As of Monday morning on the West Coast, the original Zotob.A had infected about 50 computers worldwide, and the first variant, Zotob.B, had compromised about 1,000 systems, the antivirus software maker said.
"There are not that many infections," said David Perry, director of global education at Trend Micro.
The worm, which has spawned at least two variants, exploits a hole in the plug-and-play feature in the Windows operating system. It surfaced only days after Microsoft offered a fix for the "critical" bug as part of its monthly patching cycle.
While early reports on Zotob suggested it was spreading rapidly, the impact of the worm has actually been restricted because it targets PCs running Windows 2000, an older version of the software, Microsoft said. It poses no threat to computers running the newer Windows XP and Windows Server 2003, the company added.

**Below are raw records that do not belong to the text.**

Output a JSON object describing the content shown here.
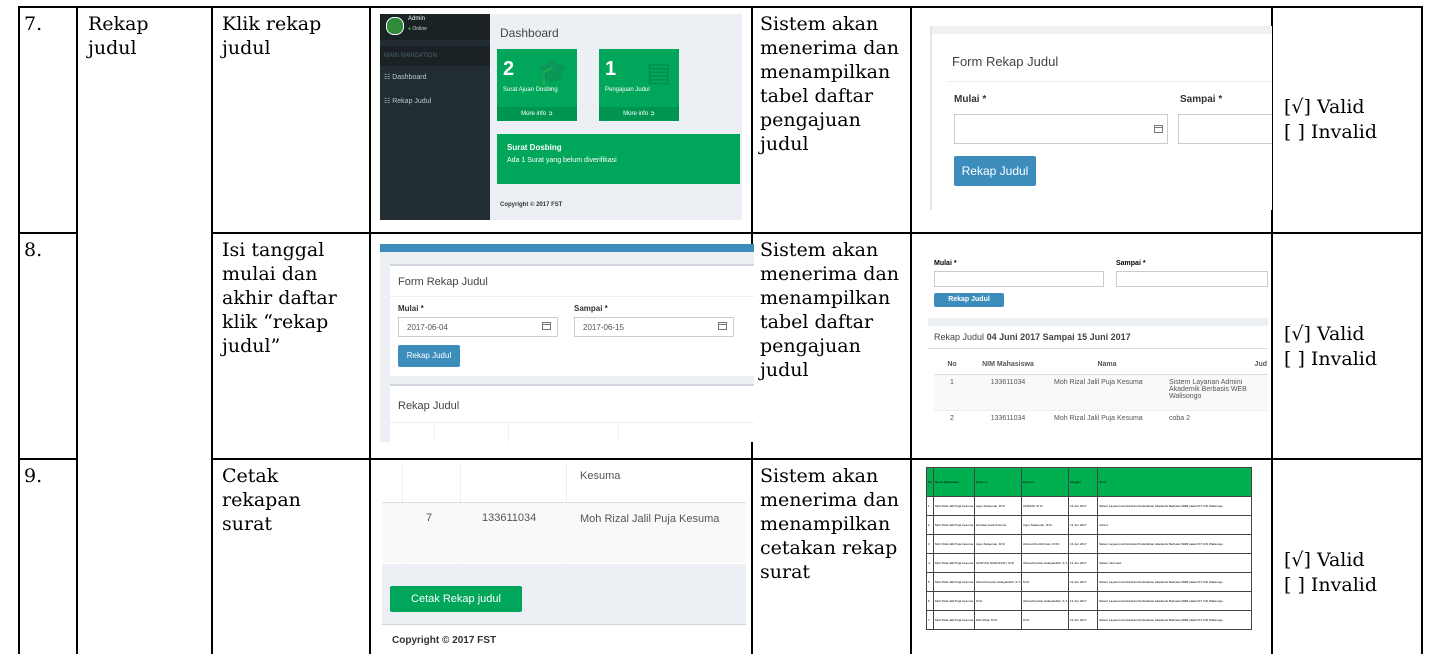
{
  "rows": [
    {
      "no": "7.",
      "feature": "Rekap judul",
      "action": "Klik rekap judul",
      "expected": "Sistem akan menerima dan menampilkan tabel daftar pengajuan judul",
      "valid": "[√] Valid",
      "invalid": "[   ] Invalid"
    },
    {
      "no": "8.",
      "feature": "",
      "action": "Isi tanggal mulai dan akhir daftar klik “rekap judul”",
      "expected": "Sistem akan menerima dan menampilkan tabel daftar pengajuan judul",
      "valid": "[√] Valid",
      "invalid": "[   ] Invalid"
    },
    {
      "no": "9.",
      "feature": "",
      "action": "Cetak rekapan surat",
      "expected": "Sistem akan menerima dan menampilkan cetakan rekap surat",
      "valid": "[√] Valid",
      "invalid": "[   ] Invalid"
    }
  ],
  "dashboard": {
    "title": "Dashboard",
    "user_name": "Admin",
    "user_status": "Online",
    "menu_header": "MAIN NAVIGATION",
    "menu_items": [
      "Dashboard",
      "Rekap Judul"
    ],
    "tile1": {
      "count": "2",
      "label": "Surat Ajuan Dosbing",
      "more": "More info"
    },
    "tile2": {
      "count": "1",
      "label": "Pengajuan Judul",
      "more": "More info"
    },
    "alert_title": "Surat Dosbing",
    "alert_text": "Ada 1 Surat yang belum diverifikasi",
    "copyright": "Copyright © 2017 FST"
  },
  "form_empty": {
    "title": "Form Rekap Judul",
    "mulai_label": "Mulai *",
    "sampai_label": "Sampai *",
    "button": "Rekap Judul"
  },
  "form_filled": {
    "title": "Form Rekap Judul",
    "mulai_label": "Mulai *",
    "sampai_label": "Sampai *",
    "mulai_value": "2017-06-04",
    "sampai_value": "2017-06-15",
    "button": "Rekap Judul",
    "section_title": "Rekap Judul"
  },
  "rekap_result": {
    "mulai_label": "Mulai *",
    "sampai_label": "Sampai *",
    "button": "Rekap Judul",
    "heading_prefix": "Rekap Judul",
    "heading_range": "04 Juni 2017 Sampai 15 Juni 2017",
    "columns": [
      "No",
      "NIM Mahasiswa",
      "Nama",
      "Jud"
    ],
    "rows": [
      {
        "no": "1",
        "nim": "133611034",
        "nama": "Moh Rizal Jalil Puja Kesuma",
        "judul": "Sistem Layanan Admini Akademik Berbasis WEB Walisongo"
      },
      {
        "no": "2",
        "nim": "133611034",
        "nama": "Moh Rizal Jalil Puja Kesuma",
        "judul": "coba 2"
      }
    ]
  },
  "print_shot": {
    "prev_name": "Kesuma",
    "row_no": "7",
    "row_nim": "133611034",
    "row_name": "Moh Rizal Jalil Puja Kesuma",
    "button": "Cetak Rekap judul",
    "copyright": "Copyright © 2017 FST"
  },
  "print_table": {
    "headers": [
      "No",
      "Nama Mahasiswa",
      "Dosen 1",
      "Dosen 2",
      "Tanggal",
      "Judul"
    ],
    "rows": [
      [
        "1",
        "Moh Rizal Jalil Puja Kesuma",
        "Agus Sulaeman, M.Si",
        "AFRIANI, M.Si",
        "13 Jun 2017",
        "Sistem Layanan Administrasi Perkuliahan Akademik Berbasis WEB pada FST UIN Walisongo"
      ],
      [
        "2",
        "Moh Rizal Jalil Puja Kesuma",
        "Hamdan Hadi Kusuma",
        "Agus Sulaeman, M.Si",
        "13 Jun 2017",
        "coba 2"
      ],
      [
        "3",
        "Moh Rizal Jalil Puja Kesuma",
        "Agus Sulaeman, M.Si",
        "Ahmad Abu Rohman, M.Pd",
        "13 Jun 2017",
        "Sistem Layanan Administrasi Perkuliahan Akademik Berbasis WEB pada FST UIN Walisongo"
      ],
      [
        "4",
        "Moh Rizal Jalil Puja Kesuma",
        "ALWIYAH NURHAYATI, M.Si",
        "Ahmad Fauzan Hidayatullah, S.T., M.Eng",
        "13 Jun 2017",
        "Sistem Informasi"
      ],
      [
        "5",
        "Moh Rizal Jalil Puja Kesuma",
        "Ahmad Fauzan Hidayatullah, S.T., M.Eng",
        "M.Si",
        "13 Jun 2017",
        "Sistem Layanan Administrasi Perkuliahan Akademik Berbasis WEB pada FST UIN Walisongo"
      ],
      [
        "6",
        "Moh Rizal Jalil Puja Kesuma",
        "M.Si",
        "Ahmad Fauzan Hidayatullah, S.T., M.Eng",
        "13 Jun 2017",
        "Sistem Layanan Administrasi Perkuliahan Akademik Berbasis WEB pada FST UIN Walisongo"
      ],
      [
        "7",
        "Moh Rizal Jalil Puja Kesuma",
        "Moh Rizal, M.Si",
        "M.Si",
        "13 Jun 2017",
        "Sistem Layanan Administrasi Perkuliahan Akademik Berbasis WEB pada FST UIN Walisongo"
      ]
    ]
  }
}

"Only a small number of customers have actually been affected," said Stephen Toulouse, a program manager in Microsoft's security group. "It is not something that has any type of widespread impact on the Internet...It hits Windows 2000 customers very specifically."
Zotob appeared in record time after Microsoft's patch release, according to Trend Micro. "This is the fastest turnaround from the announcement of the vulnerability to an actual virus," Perry said.
Last Tuesday, Microsoftin various versions of Windows. The bulletins included fixes for the newer Windows XP and Windows Server 2003, even though the software maker already said at the time that only PCs running Windows 2000 were susceptible to a remote attack via the vulnerability.
There are desktop and server versions of Windows 2000, which was released in 2000 for business users rather than consumers. More recent editions of Windows are available, but Windows 2000 remains popular. The operating system ran on 48 percent of business PCs during the first quarter of 2005, according to a.
Users of Windows 2000 should be on guard, especially if they are not using a firewall, said Mikko Hypponen, director of antivirus research at software maker F-Secure. Zotob.A and Zotob.B scan the Internet for vulnerable systems using TCP port 445, a port typically blocked by a firewall, he said.
When a target system is found by Zotob, it installs a shell program on the computer that downloads the actual worm code, named Haha.exe, using FTP (File Transfer Protocol). The newly infected system then starts searching for new computers to compromise.
A second offshoot, Zotob.C, adds a mass-mailing capability, which means it can also spread by e-mail.
The worm itself doesn't have a destructive payload, but the first two versions do let the attacker commandeer the infected machine. "It leaves an open back door. It could download anything," Perry said.